Web page and app entries:
-*-*-

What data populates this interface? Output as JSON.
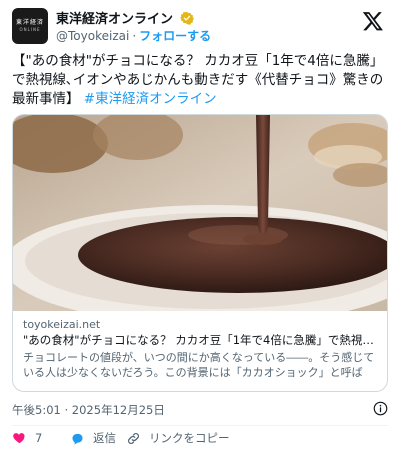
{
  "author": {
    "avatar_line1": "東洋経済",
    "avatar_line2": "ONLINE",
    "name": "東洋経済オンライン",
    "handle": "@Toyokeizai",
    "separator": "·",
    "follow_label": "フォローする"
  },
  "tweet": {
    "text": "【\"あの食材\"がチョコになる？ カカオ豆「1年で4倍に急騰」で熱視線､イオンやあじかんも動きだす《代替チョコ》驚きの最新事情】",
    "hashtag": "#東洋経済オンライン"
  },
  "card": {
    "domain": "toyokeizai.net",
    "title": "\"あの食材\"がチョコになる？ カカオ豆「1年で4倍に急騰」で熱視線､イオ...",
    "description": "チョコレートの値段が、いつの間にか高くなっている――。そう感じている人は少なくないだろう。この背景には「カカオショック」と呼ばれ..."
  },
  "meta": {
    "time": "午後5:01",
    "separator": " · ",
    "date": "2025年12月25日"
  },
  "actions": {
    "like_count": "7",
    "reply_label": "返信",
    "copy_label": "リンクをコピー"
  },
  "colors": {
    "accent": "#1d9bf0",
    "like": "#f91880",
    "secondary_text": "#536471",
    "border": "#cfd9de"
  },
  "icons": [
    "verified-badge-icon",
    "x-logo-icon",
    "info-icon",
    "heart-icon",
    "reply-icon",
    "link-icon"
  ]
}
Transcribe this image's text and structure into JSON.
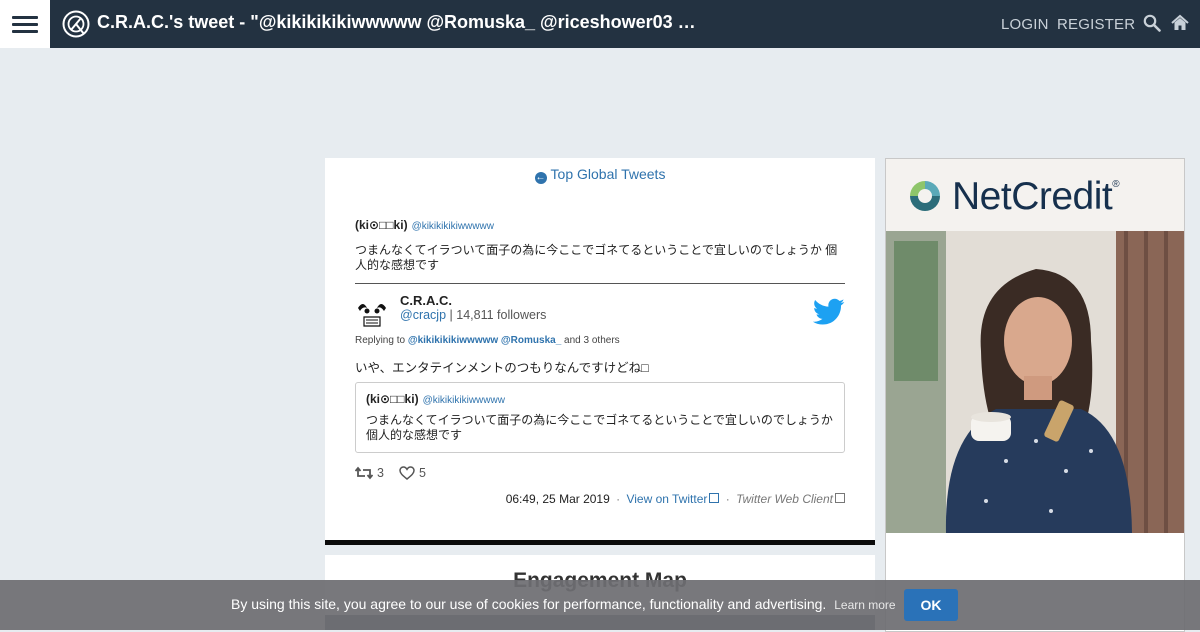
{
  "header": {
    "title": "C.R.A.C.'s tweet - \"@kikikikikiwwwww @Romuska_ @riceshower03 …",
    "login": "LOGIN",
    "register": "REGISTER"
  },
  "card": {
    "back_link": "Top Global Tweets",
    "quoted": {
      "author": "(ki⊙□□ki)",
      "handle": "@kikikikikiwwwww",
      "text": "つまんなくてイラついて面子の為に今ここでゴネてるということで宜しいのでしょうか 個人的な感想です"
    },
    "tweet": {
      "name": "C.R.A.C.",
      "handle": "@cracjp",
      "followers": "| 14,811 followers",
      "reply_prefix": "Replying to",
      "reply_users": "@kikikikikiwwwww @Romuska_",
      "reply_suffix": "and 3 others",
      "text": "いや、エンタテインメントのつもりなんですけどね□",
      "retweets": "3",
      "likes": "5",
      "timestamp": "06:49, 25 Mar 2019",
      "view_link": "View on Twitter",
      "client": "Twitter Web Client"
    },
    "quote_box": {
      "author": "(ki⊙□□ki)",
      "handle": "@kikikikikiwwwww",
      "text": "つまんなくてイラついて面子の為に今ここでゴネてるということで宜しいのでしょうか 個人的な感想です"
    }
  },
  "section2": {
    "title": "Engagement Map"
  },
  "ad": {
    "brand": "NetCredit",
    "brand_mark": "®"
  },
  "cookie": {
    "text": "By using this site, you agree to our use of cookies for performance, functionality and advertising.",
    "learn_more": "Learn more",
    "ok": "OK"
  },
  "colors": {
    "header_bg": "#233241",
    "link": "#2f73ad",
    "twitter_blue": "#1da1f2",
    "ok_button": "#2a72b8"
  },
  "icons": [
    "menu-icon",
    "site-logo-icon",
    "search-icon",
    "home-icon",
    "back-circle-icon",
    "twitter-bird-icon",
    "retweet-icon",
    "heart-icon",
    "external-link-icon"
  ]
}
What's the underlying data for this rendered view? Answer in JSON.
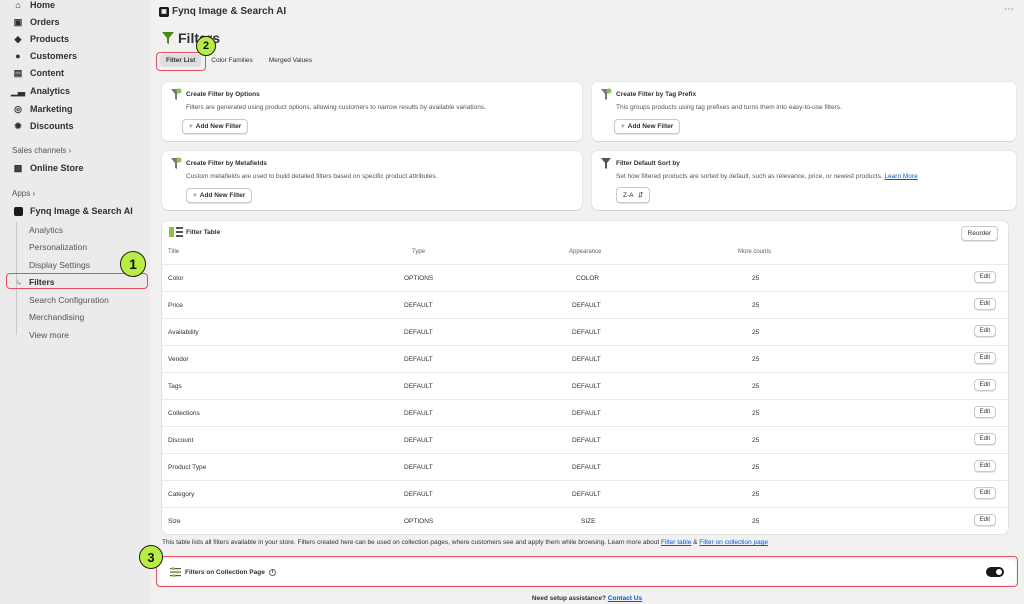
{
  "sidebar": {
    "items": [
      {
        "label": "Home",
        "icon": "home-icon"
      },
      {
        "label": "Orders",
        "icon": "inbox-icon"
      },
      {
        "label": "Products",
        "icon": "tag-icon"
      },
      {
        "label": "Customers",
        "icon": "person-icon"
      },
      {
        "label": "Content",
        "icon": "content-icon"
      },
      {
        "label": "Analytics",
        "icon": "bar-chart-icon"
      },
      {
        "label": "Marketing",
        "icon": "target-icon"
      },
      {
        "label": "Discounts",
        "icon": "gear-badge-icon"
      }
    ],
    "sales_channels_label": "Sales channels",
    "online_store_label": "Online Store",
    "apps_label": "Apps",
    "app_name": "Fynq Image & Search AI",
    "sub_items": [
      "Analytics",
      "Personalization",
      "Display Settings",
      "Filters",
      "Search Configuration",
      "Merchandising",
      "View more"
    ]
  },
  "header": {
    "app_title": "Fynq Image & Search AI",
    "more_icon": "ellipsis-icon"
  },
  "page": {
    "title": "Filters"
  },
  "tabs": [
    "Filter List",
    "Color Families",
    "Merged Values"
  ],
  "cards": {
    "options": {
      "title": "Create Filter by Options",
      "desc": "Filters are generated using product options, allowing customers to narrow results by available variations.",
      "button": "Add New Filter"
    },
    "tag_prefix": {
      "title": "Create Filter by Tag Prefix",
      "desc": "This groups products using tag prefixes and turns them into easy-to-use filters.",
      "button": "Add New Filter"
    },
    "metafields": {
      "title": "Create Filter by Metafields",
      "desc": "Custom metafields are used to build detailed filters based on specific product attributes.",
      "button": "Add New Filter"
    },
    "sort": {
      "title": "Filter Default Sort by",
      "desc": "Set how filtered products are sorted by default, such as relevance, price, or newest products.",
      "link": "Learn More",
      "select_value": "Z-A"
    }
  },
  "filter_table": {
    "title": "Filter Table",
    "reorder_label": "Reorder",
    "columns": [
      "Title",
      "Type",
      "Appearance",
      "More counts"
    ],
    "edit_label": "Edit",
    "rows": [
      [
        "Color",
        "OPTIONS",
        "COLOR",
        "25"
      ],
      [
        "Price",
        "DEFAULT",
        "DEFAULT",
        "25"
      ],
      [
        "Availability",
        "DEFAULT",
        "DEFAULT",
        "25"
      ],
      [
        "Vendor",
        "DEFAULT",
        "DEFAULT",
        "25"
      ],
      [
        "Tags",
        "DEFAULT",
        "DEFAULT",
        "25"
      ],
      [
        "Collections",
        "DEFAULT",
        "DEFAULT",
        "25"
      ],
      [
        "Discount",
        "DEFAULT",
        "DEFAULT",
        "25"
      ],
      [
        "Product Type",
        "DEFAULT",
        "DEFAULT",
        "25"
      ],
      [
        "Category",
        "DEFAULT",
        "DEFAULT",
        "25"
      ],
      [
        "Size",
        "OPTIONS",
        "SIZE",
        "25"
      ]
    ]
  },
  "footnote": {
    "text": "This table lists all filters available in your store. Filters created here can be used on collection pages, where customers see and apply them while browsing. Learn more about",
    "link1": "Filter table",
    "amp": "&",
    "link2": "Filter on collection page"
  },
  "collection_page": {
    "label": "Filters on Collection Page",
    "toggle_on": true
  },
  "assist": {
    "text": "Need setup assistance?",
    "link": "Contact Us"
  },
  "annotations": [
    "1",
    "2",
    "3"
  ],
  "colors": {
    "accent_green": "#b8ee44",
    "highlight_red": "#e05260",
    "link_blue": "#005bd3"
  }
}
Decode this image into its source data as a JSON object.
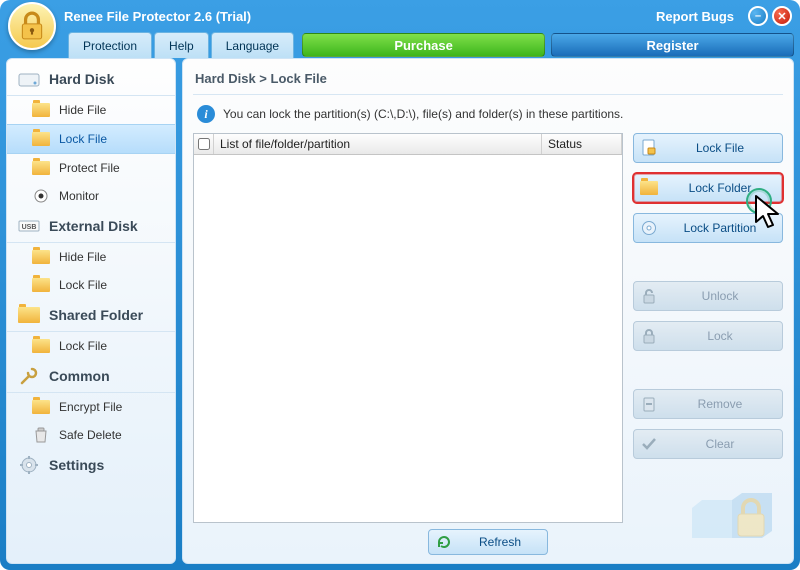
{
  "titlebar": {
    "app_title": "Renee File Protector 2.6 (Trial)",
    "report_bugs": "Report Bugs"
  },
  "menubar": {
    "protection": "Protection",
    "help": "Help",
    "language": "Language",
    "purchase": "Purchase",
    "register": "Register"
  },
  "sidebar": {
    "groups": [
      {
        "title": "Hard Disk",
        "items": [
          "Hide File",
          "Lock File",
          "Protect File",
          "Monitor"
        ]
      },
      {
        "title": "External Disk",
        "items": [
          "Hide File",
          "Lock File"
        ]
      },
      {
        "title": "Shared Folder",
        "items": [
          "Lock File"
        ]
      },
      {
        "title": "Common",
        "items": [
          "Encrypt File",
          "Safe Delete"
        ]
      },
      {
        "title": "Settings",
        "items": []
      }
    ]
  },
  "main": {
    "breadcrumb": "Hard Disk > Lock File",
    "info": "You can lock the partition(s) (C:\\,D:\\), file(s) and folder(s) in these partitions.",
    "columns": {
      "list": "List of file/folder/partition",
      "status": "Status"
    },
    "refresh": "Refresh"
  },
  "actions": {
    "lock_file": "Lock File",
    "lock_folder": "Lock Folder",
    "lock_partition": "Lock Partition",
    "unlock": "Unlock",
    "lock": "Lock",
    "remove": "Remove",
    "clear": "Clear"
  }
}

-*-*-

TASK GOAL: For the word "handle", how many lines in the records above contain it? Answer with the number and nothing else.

RESULT OF THE EXERCISE: 4